Description of the payload
A project to develope a balloon system capable of providing scientific measurements for 100-day missions with floating altitude close to 35km transporting payloads of near 1.5 tons.
It is a super-pressure balloon made of a composite fabric (polyester + polyethylene film and fabric) that is filled with Helium and hermetically sealed. Meridional tendons provide additional rigidity to the envelope. The pressure inside the envelop is maintained above the ambient pressure at all times to keep the balloon afloat at a constant altitude. During daytime the internal pressure increases due to solar heating but the volume remains constant due to the rigidity of the envelope. At night the pressure drops due to infrared radiative cooling to space, but as long as the internal pressure remains above the ambient pressure, the balloon stays at the same altitude.
On the future, transported by stratospheric winds around the globe at 30m/s the ULDB would be make a full circunnavegation to Earth in about 2 weeks.
Details of the balloon flight and scientific outcome
Launch site: Williams Field, McMurdo Station, Antarctica
Balloon launched by: Columbia Scientific Balloon Facility (CSBF)

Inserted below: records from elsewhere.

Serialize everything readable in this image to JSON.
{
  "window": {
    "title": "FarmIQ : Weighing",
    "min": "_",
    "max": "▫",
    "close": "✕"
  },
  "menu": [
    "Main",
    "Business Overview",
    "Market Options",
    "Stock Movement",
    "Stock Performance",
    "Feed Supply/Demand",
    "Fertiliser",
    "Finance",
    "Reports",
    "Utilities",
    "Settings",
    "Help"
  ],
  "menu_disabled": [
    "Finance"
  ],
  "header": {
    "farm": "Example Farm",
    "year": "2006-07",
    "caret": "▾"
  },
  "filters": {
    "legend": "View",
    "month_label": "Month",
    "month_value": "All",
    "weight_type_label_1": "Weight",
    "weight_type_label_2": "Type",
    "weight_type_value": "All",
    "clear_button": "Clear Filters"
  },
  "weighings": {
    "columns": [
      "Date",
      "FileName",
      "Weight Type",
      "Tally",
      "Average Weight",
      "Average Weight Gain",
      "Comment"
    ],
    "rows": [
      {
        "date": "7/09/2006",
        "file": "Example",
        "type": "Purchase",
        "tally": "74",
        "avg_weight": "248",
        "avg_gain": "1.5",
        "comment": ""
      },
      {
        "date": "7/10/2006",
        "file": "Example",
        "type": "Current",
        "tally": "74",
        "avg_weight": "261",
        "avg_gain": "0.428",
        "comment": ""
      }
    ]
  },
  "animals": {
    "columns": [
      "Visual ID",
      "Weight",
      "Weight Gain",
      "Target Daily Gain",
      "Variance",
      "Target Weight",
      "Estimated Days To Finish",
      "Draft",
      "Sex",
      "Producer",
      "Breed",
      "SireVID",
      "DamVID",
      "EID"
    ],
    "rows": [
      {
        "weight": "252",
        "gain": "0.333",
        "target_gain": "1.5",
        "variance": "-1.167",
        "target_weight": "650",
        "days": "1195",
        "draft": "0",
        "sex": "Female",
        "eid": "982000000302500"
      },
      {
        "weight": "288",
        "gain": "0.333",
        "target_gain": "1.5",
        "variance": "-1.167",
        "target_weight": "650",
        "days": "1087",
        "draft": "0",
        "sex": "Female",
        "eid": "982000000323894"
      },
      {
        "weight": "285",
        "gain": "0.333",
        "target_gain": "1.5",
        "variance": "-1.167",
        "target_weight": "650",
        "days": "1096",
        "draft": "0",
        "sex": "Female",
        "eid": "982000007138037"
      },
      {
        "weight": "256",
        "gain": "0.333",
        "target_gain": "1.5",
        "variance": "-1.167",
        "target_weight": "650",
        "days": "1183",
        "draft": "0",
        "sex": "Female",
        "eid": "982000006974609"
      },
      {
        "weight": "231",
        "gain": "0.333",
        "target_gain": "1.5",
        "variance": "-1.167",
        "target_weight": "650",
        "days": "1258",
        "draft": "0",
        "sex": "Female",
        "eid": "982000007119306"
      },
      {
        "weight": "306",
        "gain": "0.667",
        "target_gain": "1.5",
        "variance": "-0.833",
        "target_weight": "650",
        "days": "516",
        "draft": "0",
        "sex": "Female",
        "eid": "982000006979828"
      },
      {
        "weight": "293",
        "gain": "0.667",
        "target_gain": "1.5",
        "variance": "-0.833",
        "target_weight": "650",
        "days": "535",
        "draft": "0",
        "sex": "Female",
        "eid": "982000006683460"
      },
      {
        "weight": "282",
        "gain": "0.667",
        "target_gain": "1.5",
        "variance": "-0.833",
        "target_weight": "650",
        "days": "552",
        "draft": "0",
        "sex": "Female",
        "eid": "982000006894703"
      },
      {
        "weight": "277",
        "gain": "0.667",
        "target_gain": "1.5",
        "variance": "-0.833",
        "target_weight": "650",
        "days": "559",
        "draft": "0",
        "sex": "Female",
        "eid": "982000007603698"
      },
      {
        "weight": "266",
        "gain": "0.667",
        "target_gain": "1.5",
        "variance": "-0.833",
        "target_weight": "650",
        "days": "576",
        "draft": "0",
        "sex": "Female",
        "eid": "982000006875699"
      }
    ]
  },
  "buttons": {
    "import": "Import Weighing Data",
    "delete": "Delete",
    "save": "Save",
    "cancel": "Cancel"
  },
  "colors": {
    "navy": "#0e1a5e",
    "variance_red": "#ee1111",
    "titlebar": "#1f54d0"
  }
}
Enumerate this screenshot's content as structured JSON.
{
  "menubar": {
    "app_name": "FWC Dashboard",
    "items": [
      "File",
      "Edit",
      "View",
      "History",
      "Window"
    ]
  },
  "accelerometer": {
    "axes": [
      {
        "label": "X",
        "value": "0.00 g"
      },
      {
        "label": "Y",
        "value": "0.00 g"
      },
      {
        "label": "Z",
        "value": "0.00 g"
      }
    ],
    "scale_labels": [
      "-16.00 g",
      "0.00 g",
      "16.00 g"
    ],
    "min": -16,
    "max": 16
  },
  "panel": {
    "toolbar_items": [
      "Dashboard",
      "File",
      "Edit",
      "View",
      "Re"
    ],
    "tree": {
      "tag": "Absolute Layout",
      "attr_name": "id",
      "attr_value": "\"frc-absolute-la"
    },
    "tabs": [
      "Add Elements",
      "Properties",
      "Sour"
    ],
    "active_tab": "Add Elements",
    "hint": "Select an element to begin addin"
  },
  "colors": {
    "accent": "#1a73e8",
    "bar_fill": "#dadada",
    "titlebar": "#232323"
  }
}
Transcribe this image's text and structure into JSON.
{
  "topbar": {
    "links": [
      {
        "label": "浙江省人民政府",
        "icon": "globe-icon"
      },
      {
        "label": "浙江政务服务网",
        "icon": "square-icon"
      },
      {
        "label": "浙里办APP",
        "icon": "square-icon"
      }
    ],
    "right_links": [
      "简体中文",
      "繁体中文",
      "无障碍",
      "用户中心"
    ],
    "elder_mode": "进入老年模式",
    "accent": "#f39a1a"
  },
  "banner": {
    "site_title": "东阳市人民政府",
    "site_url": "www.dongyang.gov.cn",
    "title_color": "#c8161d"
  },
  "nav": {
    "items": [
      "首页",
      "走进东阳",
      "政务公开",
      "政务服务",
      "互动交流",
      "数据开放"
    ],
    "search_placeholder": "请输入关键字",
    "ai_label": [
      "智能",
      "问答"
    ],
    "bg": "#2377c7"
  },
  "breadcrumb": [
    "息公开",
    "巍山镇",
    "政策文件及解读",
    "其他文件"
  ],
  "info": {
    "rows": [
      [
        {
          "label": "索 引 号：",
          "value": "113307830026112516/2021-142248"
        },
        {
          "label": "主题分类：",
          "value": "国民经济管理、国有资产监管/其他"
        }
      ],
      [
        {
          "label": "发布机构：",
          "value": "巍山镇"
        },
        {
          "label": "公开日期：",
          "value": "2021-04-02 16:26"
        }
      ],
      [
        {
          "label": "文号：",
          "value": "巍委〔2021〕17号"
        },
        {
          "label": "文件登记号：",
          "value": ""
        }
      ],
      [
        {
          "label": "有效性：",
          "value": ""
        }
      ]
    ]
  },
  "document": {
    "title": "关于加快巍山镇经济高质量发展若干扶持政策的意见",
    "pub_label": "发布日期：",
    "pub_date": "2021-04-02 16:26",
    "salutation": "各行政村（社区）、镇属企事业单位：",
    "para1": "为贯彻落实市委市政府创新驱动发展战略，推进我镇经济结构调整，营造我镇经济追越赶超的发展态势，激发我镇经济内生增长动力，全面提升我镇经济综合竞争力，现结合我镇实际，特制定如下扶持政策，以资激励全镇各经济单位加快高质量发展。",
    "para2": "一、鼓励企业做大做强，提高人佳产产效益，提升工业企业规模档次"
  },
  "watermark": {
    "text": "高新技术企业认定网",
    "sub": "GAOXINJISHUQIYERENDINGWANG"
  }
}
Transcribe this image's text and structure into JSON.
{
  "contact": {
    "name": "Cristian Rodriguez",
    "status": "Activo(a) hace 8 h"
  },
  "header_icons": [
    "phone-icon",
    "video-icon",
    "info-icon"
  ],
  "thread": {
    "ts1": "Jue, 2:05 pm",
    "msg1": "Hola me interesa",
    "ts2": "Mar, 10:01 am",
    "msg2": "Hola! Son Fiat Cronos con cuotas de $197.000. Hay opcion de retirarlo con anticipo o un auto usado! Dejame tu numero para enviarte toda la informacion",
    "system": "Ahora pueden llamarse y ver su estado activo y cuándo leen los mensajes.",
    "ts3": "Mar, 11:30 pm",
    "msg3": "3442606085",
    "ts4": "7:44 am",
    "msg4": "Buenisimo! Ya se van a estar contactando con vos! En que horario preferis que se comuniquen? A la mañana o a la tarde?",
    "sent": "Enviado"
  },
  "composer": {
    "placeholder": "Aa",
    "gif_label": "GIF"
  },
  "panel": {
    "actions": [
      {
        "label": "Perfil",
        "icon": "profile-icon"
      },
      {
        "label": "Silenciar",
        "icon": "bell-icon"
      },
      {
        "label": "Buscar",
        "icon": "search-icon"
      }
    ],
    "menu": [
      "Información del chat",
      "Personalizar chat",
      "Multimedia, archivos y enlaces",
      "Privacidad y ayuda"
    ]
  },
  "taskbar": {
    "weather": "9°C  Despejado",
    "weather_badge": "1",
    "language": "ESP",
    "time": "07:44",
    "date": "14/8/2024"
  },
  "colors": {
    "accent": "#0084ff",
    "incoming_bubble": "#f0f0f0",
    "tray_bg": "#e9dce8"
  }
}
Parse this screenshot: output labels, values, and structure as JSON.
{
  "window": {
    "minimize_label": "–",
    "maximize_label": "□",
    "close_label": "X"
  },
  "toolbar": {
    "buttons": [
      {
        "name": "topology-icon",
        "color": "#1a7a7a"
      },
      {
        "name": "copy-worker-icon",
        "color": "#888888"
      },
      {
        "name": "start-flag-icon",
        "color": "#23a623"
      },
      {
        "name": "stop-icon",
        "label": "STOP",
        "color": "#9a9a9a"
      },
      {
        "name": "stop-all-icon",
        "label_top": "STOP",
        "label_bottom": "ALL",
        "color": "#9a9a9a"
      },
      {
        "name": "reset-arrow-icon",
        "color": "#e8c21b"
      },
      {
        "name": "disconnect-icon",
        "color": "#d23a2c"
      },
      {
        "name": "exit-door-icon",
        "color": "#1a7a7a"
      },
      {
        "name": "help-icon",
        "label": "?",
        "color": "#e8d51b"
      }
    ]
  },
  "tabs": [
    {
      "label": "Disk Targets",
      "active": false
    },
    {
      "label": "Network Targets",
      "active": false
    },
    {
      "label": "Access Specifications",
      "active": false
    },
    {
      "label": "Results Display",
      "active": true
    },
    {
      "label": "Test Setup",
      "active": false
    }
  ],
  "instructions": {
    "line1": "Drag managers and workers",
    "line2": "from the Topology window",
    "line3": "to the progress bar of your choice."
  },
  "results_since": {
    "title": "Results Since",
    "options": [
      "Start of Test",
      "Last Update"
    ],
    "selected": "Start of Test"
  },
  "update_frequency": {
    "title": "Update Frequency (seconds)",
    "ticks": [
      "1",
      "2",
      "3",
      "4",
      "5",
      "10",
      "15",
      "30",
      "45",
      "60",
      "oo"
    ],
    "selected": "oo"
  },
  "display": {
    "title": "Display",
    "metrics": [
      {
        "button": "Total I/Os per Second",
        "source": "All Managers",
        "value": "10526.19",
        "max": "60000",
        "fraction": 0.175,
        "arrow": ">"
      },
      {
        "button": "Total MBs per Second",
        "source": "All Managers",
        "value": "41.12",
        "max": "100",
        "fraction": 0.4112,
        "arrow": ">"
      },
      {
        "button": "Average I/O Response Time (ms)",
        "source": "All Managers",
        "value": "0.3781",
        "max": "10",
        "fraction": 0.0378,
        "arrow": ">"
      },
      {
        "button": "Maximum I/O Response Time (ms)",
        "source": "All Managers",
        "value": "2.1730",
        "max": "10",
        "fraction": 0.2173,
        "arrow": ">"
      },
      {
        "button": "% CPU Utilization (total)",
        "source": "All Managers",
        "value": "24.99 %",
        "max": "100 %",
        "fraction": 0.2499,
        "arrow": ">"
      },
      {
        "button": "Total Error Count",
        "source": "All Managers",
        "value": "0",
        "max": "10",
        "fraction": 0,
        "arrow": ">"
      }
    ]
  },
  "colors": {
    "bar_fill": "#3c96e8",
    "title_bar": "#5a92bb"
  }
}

Balloon manufacturer/size/composition: Ultra Long Duration Balloon Raven Aerostar - 14.915.000 cuft
Balloon serial number: Aerostar 14.39-1.5U1-01
Flight identification number: 616NT
Overall weight: 1818 kgs
After near ten launch attempts due to uncooperative weather, the balloon was launched by dynamic method at 22:46 UTC, on January 9, 2011. After reaCHING FLOAT ALTITUDE OF 110.000 ft, it started a counter-clockwise turn to the pole.
After 23 days aloft, the mission was terminated at 00:52 utc on Febraury 1st. The landing occured at 1:38 utc in a point located 483 nautic miles NNW of McMurdo Station. Once in the ground the parachute was separated of the gondola by remote command sent via satellite by the Columbia Scientific Balloon Facility (CSBF) control center in Palestine, Texas to prevent the wind would drag the gondola over the antarctic plateau. Although a longer flight for the balloon was expected, the decision to bring it down was not related to any kind of failure but to an easy recovery of the payload remains. The only notably issue during the flight was a slightly loss of altitude in the last days of the trip by unknown reasons. A few days later a CSBF recovery party was sent to the impact site in a Basler aircraft to recover the CSBF gondola, electronics, and flight train components and to obtain several samples of the SPB balloon envelope for further analysis.
External references and bibliographical sources